Work instruction: Among the entries below, how many lines hold "female"? Reply with the number only.

===== Extracted entries

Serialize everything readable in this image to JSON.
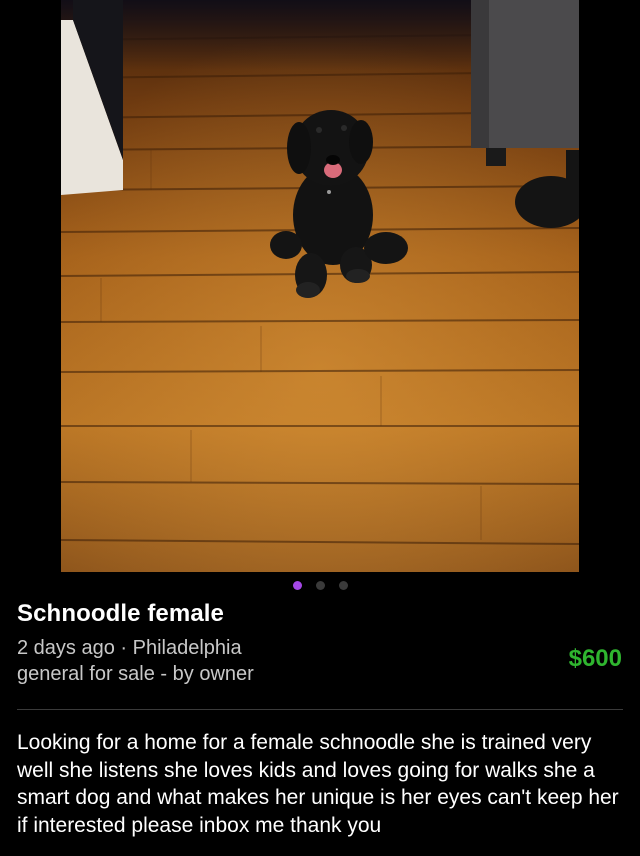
{
  "listing": {
    "title": "Schnoodle female",
    "posted": "2 days ago · Philadelphia",
    "category": "general for sale - by owner",
    "price": "$600",
    "description": "Looking for a home for a female schnoodle she is trained very well she listens she loves kids and loves going for walks she a smart dog and what makes her unique is her eyes can't keep her if interested please inbox me thank you"
  },
  "gallery": {
    "image_count": 3,
    "active_index": 0
  },
  "colors": {
    "background": "#000000",
    "price": "#2fb52f",
    "active_dot": "#a447e6",
    "inactive_dot": "#3a3a3a"
  }
}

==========

Response: 2